_Records for processing_:
--- --- ---

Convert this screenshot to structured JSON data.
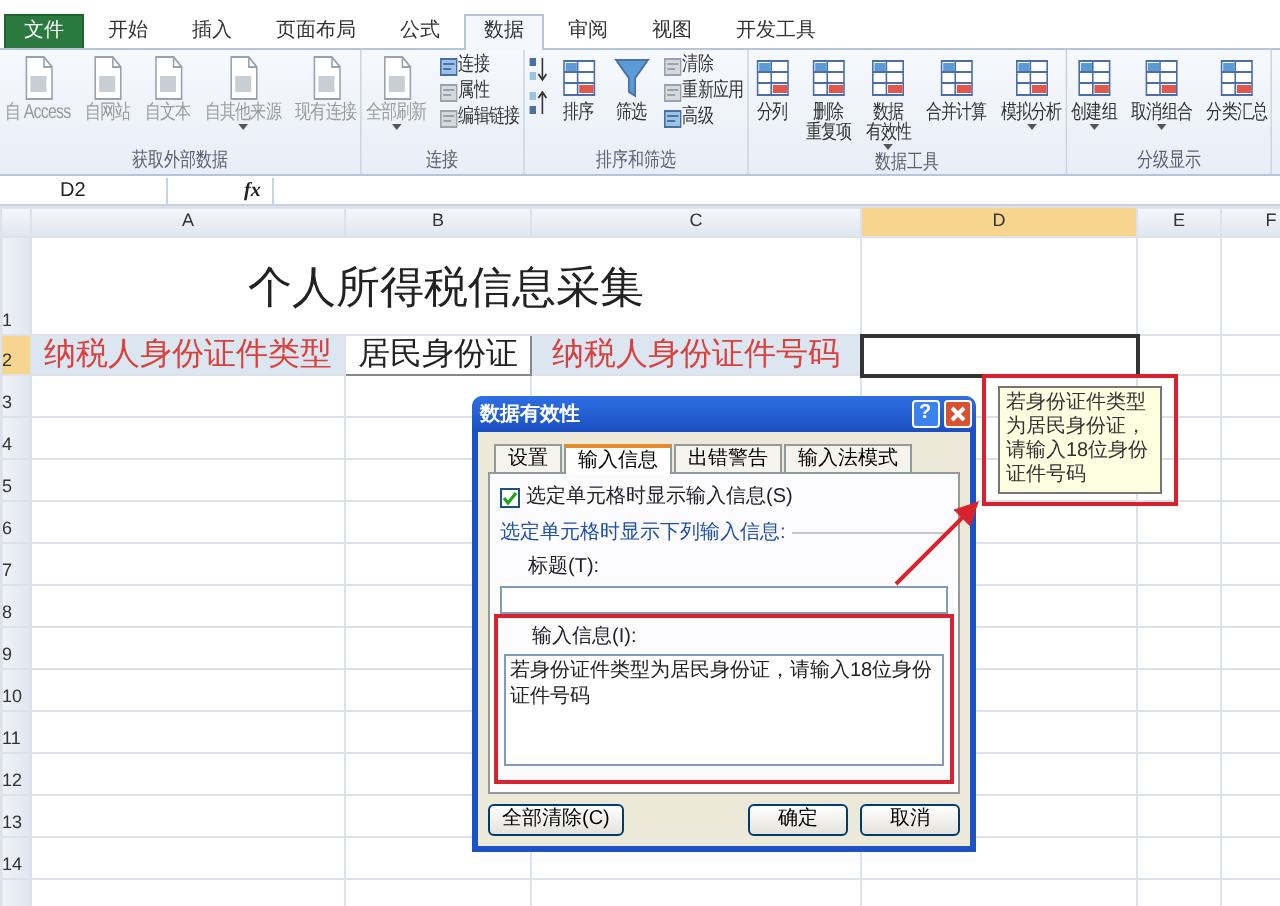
{
  "ribbon_tabs": [
    {
      "label": "文件",
      "kind": "file",
      "selected": false
    },
    {
      "label": "开始",
      "kind": "tab",
      "selected": false
    },
    {
      "label": "插入",
      "kind": "tab",
      "selected": false
    },
    {
      "label": "页面布局",
      "kind": "tab",
      "selected": false
    },
    {
      "label": "公式",
      "kind": "tab",
      "selected": false
    },
    {
      "label": "数据",
      "kind": "tab",
      "selected": true
    },
    {
      "label": "审阅",
      "kind": "tab",
      "selected": false
    },
    {
      "label": "视图",
      "kind": "tab",
      "selected": false
    },
    {
      "label": "开发工具",
      "kind": "tab",
      "selected": false
    }
  ],
  "ribbon_groups": [
    {
      "label": "获取外部数据",
      "commands": [
        {
          "kind": "large",
          "lines": [
            "自 Access"
          ],
          "disabled": true,
          "dropdown": false
        },
        {
          "kind": "large",
          "lines": [
            "自网站"
          ],
          "disabled": true,
          "dropdown": false
        },
        {
          "kind": "large",
          "lines": [
            "自文本"
          ],
          "disabled": true,
          "dropdown": false
        },
        {
          "kind": "large",
          "lines": [
            "自其他来源"
          ],
          "disabled": true,
          "dropdown": true
        },
        {
          "kind": "large",
          "lines": [
            "现有连接"
          ],
          "disabled": true,
          "dropdown": false
        }
      ]
    },
    {
      "label": "连接",
      "commands": [
        {
          "kind": "large",
          "lines": [
            "全部刷新"
          ],
          "disabled": true,
          "dropdown": true
        },
        {
          "kind": "stack",
          "items": [
            {
              "label": "连接",
              "disabled": false
            },
            {
              "label": "属性",
              "disabled": true
            },
            {
              "label": "编辑链接",
              "disabled": true
            }
          ]
        }
      ]
    },
    {
      "label": "排序和筛选",
      "commands": [
        {
          "kind": "sort_pair"
        },
        {
          "kind": "large",
          "lines": [
            "排序"
          ],
          "disabled": false,
          "dropdown": false
        },
        {
          "kind": "large",
          "lines": [
            "筛选"
          ],
          "disabled": false,
          "dropdown": false
        },
        {
          "kind": "stack",
          "items": [
            {
              "label": "清除",
              "disabled": true
            },
            {
              "label": "重新应用",
              "disabled": true
            },
            {
              "label": "高级",
              "disabled": false
            }
          ]
        }
      ]
    },
    {
      "label": "数据工具",
      "commands": [
        {
          "kind": "large",
          "lines": [
            "分列"
          ],
          "disabled": false,
          "dropdown": false
        },
        {
          "kind": "large",
          "lines": [
            "删除",
            "重复项"
          ],
          "disabled": false,
          "dropdown": false
        },
        {
          "kind": "large",
          "lines": [
            "数据",
            "有效性"
          ],
          "disabled": false,
          "dropdown": true
        },
        {
          "kind": "large",
          "lines": [
            "合并计算"
          ],
          "disabled": false,
          "dropdown": false
        },
        {
          "kind": "large",
          "lines": [
            "模拟分析"
          ],
          "disabled": false,
          "dropdown": true
        }
      ]
    },
    {
      "label": "分级显示",
      "commands": [
        {
          "kind": "large",
          "lines": [
            "创建组"
          ],
          "disabled": false,
          "dropdown": true
        },
        {
          "kind": "large",
          "lines": [
            "取消组合"
          ],
          "disabled": false,
          "dropdown": true
        },
        {
          "kind": "large",
          "lines": [
            "分类汇总"
          ],
          "disabled": false,
          "dropdown": false
        }
      ]
    }
  ],
  "formula_bar": {
    "name_box": "D2",
    "function_label": "fx"
  },
  "sheet": {
    "columns": [
      {
        "label": "A",
        "selected": false
      },
      {
        "label": "B",
        "selected": false
      },
      {
        "label": "C",
        "selected": false
      },
      {
        "label": "D",
        "selected": true
      },
      {
        "label": "E",
        "selected": false
      },
      {
        "label": "F",
        "selected": false
      }
    ],
    "rows": [
      {
        "label": "1",
        "selected": false
      },
      {
        "label": "2",
        "selected": true
      },
      {
        "label": "3",
        "selected": false
      },
      {
        "label": "4",
        "selected": false
      },
      {
        "label": "5",
        "selected": false
      },
      {
        "label": "6",
        "selected": false
      },
      {
        "label": "7",
        "selected": false
      },
      {
        "label": "8",
        "selected": false
      },
      {
        "label": "9",
        "selected": false
      },
      {
        "label": "10",
        "selected": false
      },
      {
        "label": "11",
        "selected": false
      },
      {
        "label": "12",
        "selected": false
      },
      {
        "label": "13",
        "selected": false
      },
      {
        "label": "14",
        "selected": false
      }
    ],
    "title": "个人所得税信息采集",
    "row_2": [
      {
        "kind": "label",
        "text": "纳税人身份证件类型"
      },
      {
        "kind": "value",
        "text": "居民身份证"
      },
      {
        "kind": "label",
        "text": "纳税人身份证件号码"
      },
      {
        "kind": "input",
        "selected": true
      }
    ]
  },
  "dialog": {
    "title": "数据有效性",
    "help_glyph": "?",
    "tabs": [
      {
        "label": "设置",
        "selected": false
      },
      {
        "label": "输入信息",
        "selected": true
      },
      {
        "label": "出错警告",
        "selected": false
      },
      {
        "label": "输入法模式",
        "selected": false
      }
    ],
    "show_input_checkbox": {
      "label": "选定单元格时显示输入信息(S)",
      "checked": true
    },
    "section_label": "选定单元格时显示下列输入信息:",
    "title_field": {
      "label": "标题(T):"
    },
    "message_field": {
      "label": "输入信息(I):",
      "value": "若身份证件类型为居民身份证，请输入18位身份证件号码"
    },
    "buttons": [
      {
        "label": "全部清除(C)",
        "kind": "left"
      },
      {
        "label": "确定",
        "kind": "right"
      },
      {
        "label": "取消",
        "kind": "right"
      }
    ]
  },
  "tooltip": {
    "text": "若身份证件类型为居民身份证，请输入18位身份证件号码"
  }
}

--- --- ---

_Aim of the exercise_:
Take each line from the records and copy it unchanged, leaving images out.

_Response area_:
Convert this screenshot to structured JSON data.
{
  "ribbon_tabs": [
    {
      "label": "文件",
      "kind": "file",
      "selected": false
    },
    {
      "label": "开始",
      "kind": "tab",
      "selected": false
    },
    {
      "label": "插入",
      "kind": "tab",
      "selected": false
    },
    {
      "label": "页面布局",
      "kind": "tab",
      "selected": false
    },
    {
      "label": "公式",
      "kind": "tab",
      "selected": false
    },
    {
      "label": "数据",
      "kind": "tab",
      "selected": true
    },
    {
      "label": "审阅",
      "kind": "tab",
      "selected": false
    },
    {
      "label": "视图",
      "kind": "tab",
      "selected": false
    },
    {
      "label": "开发工具",
      "kind": "tab",
      "selected": false
    }
  ],
  "ribbon_groups": [
    {
      "label": "获取外部数据",
      "commands": [
        {
          "kind": "large",
          "lines": [
            "自 Access"
          ],
          "disabled": true,
          "dropdown": false
        },
        {
          "kind": "large",
          "lines": [
            "自网站"
          ],
          "disabled": true,
          "dropdown": false
        },
        {
          "kind": "large",
          "lines": [
            "自文本"
          ],
          "disabled": true,
          "dropdown": false
        },
        {
          "kind": "large",
          "lines": [
            "自其他来源"
          ],
          "disabled": true,
          "dropdown": true
        },
        {
          "kind": "large",
          "lines": [
            "现有连接"
          ],
          "disabled": true,
          "dropdown": false
        }
      ]
    },
    {
      "label": "连接",
      "commands": [
        {
          "kind": "large",
          "lines": [
            "全部刷新"
          ],
          "disabled": true,
          "dropdown": true
        },
        {
          "kind": "stack",
          "items": [
            {
              "label": "连接",
              "disabled": false
            },
            {
              "label": "属性",
              "disabled": true
            },
            {
              "label": "编辑链接",
              "disabled": true
            }
          ]
        }
      ]
    },
    {
      "label": "排序和筛选",
      "commands": [
        {
          "kind": "sort_pair"
        },
        {
          "kind": "large",
          "lines": [
            "排序"
          ],
          "disabled": false,
          "dropdown": false
        },
        {
          "kind": "large",
          "lines": [
            "筛选"
          ],
          "disabled": false,
          "dropdown": false
        },
        {
          "kind": "stack",
          "items": [
            {
              "label": "清除",
              "disabled": true
            },
            {
              "label": "重新应用",
              "disabled": true
            },
            {
              "label": "高级",
              "disabled": false
            }
          ]
        }
      ]
    },
    {
      "label": "数据工具",
      "commands": [
        {
          "kind": "large",
          "lines": [
            "分列"
          ],
          "disabled": false,
          "dropdown": false
        },
        {
          "kind": "large",
          "lines": [
            "删除",
            "重复项"
          ],
          "disabled": false,
          "dropdown": false
        },
        {
          "kind": "large",
          "lines": [
            "数据",
            "有效性"
          ],
          "disabled": false,
          "dropdown": true
        },
        {
          "kind": "large",
          "lines": [
            "合并计算"
          ],
          "disabled": false,
          "dropdown": false
        },
        {
          "kind": "large",
          "lines": [
            "模拟分析"
          ],
          "disabled": false,
          "dropdown": true
        }
      ]
    },
    {
      "label": "分级显示",
      "commands": [
        {
          "kind": "large",
          "lines": [
            "创建组"
          ],
          "disabled": false,
          "dropdown": true
        },
        {
          "kind": "large",
          "lines": [
            "取消组合"
          ],
          "disabled": false,
          "dropdown": true
        },
        {
          "kind": "large",
          "lines": [
            "分类汇总"
          ],
          "disabled": false,
          "dropdown": false
        }
      ]
    }
  ],
  "formula_bar": {
    "name_box": "D2",
    "function_label": "fx"
  },
  "sheet": {
    "columns": [
      {
        "label": "A",
        "selected": false
      },
      {
        "label": "B",
        "selected": false
      },
      {
        "label": "C",
        "selected": false
      },
      {
        "label": "D",
        "selected": true
      },
      {
        "label": "E",
        "selected": false
      },
      {
        "label": "F",
        "selected": false
      }
    ],
    "rows": [
      {
        "label": "1",
        "selected": false
      },
      {
        "label": "2",
        "selected": true
      },
      {
        "label": "3",
        "selected": false
      },
      {
        "label": "4",
        "selected": false
      },
      {
        "label": "5",
        "selected": false
      },
      {
        "label": "6",
        "selected": false
      },
      {
        "label": "7",
        "selected": false
      },
      {
        "label": "8",
        "selected": false
      },
      {
        "label": "9",
        "selected": false
      },
      {
        "label": "10",
        "selected": false
      },
      {
        "label": "11",
        "selected": false
      },
      {
        "label": "12",
        "selected": false
      },
      {
        "label": "13",
        "selected": false
      },
      {
        "label": "14",
        "selected": false
      }
    ],
    "title": "个人所得税信息采集",
    "row_2": [
      {
        "kind": "label",
        "text": "纳税人身份证件类型"
      },
      {
        "kind": "value",
        "text": "居民身份证"
      },
      {
        "kind": "label",
        "text": "纳税人身份证件号码"
      },
      {
        "kind": "input",
        "selected": true
      }
    ]
  },
  "dialog": {
    "title": "数据有效性",
    "help_glyph": "?",
    "tabs": [
      {
        "label": "设置",
        "selected": false
      },
      {
        "label": "输入信息",
        "selected": true
      },
      {
        "label": "出错警告",
        "selected": false
      },
      {
        "label": "输入法模式",
        "selected": false
      }
    ],
    "show_input_checkbox": {
      "label": "选定单元格时显示输入信息(S)",
      "checked": true
    },
    "section_label": "选定单元格时显示下列输入信息:",
    "title_field": {
      "label": "标题(T):"
    },
    "message_field": {
      "label": "输入信息(I):",
      "value": "若身份证件类型为居民身份证，请输入18位身份证件号码"
    },
    "buttons": [
      {
        "label": "全部清除(C)",
        "kind": "left"
      },
      {
        "label": "确定",
        "kind": "right"
      },
      {
        "label": "取消",
        "kind": "right"
      }
    ]
  },
  "tooltip": {
    "text": "若身份证件类型为居民身份证，请输入18位身份证件号码"
  }
}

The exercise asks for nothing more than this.